Having speed can open doors and create "big play" opportunities as fast as you can snatch them. Not having speed, however, can have you missing opportunities, and those same doors close in your face.
Having competed nationally in track since I was nine (and been a California state finalist in high school and junior college), I know a little bit about what it takes to be fast and transfer that into football speed.
I'm going to share with you some of the basics about football speed training as well as the approach you need to take to increase your speed.
"To Get Fast... Run Fast!"- Rod Woodson
This is the most simple, but best advice I've ever received on how to increase my speed. It came from Hall of Fame defensive back Rod Woodson when I had the good fortune of asking his advice on the 40yd dash and professional combines.
He was basically saying that too many people are looking for some magic speed shortcut, when, really, the best way to increase your speed is to actually get out there and work:

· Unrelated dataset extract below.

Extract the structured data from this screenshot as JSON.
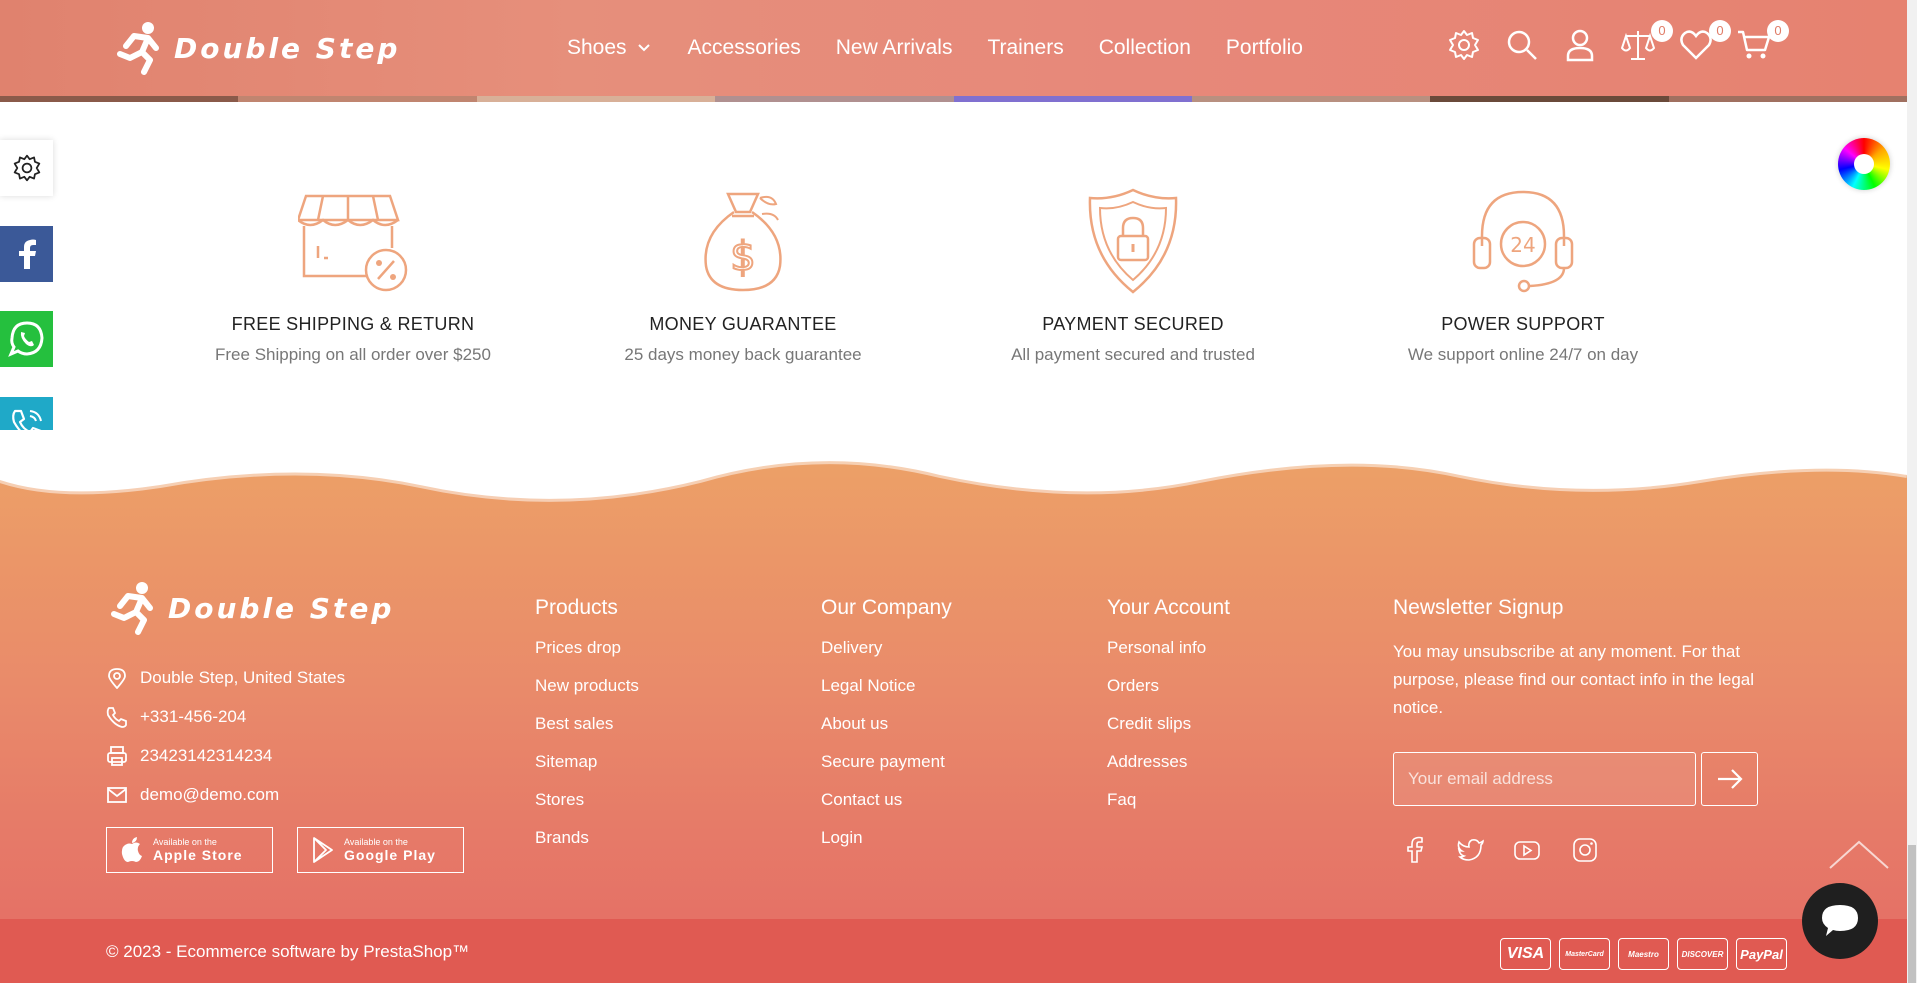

Run your 40- and 20yd bursts. Hit the hills, bleachers, and stadiums. Get on the power sled or the speed training parachute. When training for speed and power, work hard, be consistent, and you will get faster.
If you don't take anything else from the Speed Training section, take that.
So, how do you get speed?
First is your stride. Your ability to cover ground depends upon two things: how fast your stride is (your stride rate), and how long your stride is (your stride length). Optimizing your stride rate and length are very important if you want to increase your speed.
Increasing Your Stride Rate
Increasing your stride rate is more trainable than stride length and comes down to your ability to generate a high impulse, or a great amount of force in a short amount of time.
This is also known as power.
The average contact phase for elite sprinters is 0.1-0.2 seconds. Your goal, through power and sprint training, is to develop this high impulse and decrease the time of your contact phase toward the lower end of that timescale.
The specifics of power training are explained in detail in the Power Training section.
Increasing Your Stride Length
Increasing your stride length is a little more difficult to achieve than increasing stride frequency because it is initially determined by your height and leg length, which are unchangeable.
Still, it can be done, and to do it there are three factors you have to pay attention to:
- Your Strength
- Your Flexibility
- Proper Sprinting Technique
As an athlete, one of the main problems I see in people with small strides are lack of strength and flexibility. Their knees just don't get up. Even with a quick stride rate, and look like their moving fast, but they're really just taking a lot of steps and going nowhere.
Here are some ways you can tackle these problems and things to pay attention to when you're working to increase your stride:
Speed and Strength go hand in hand; you cannot be fast without being strong. Strengthening the prime movers of sprinting will increase your speed by increasing the force by which you pull yourself through each stride.
Flexibility . Developing your body's static and dynamic range of motion, is a key component in developing speed. If your range of motion (i.e. your stride length) is limited, your speed will be limited also.
Sprinting technique and mechanics will make sure all of your movement is used for locking up receivers, intercepting balls, taking them to the house, or blowing ball-carriers up. In other words, for speed, so that its not wasted with bad technique.
In addition to developing your strength, flexibility, and technique, you have to get out there and sprint:
for Speed Training
Drills you can use in your speed workouts. These are "no fluff" speed training drills, that, when performed consistently, will drastically improve your 40yd dash time and have you blazing across the field.
As a Great Cornerback you have to be fast. DB technique is important, but without speed, all the technique in the world won't keep you from getting scorched by lightning fast receivers. Here's where you put everything into a progressive, periodized speed training program and make sure this doesn't happen.
Agility and footwork are just as important as speed. As a Great Cornerback, you have to be able to change directions very quickly and beat your opponents to the punch.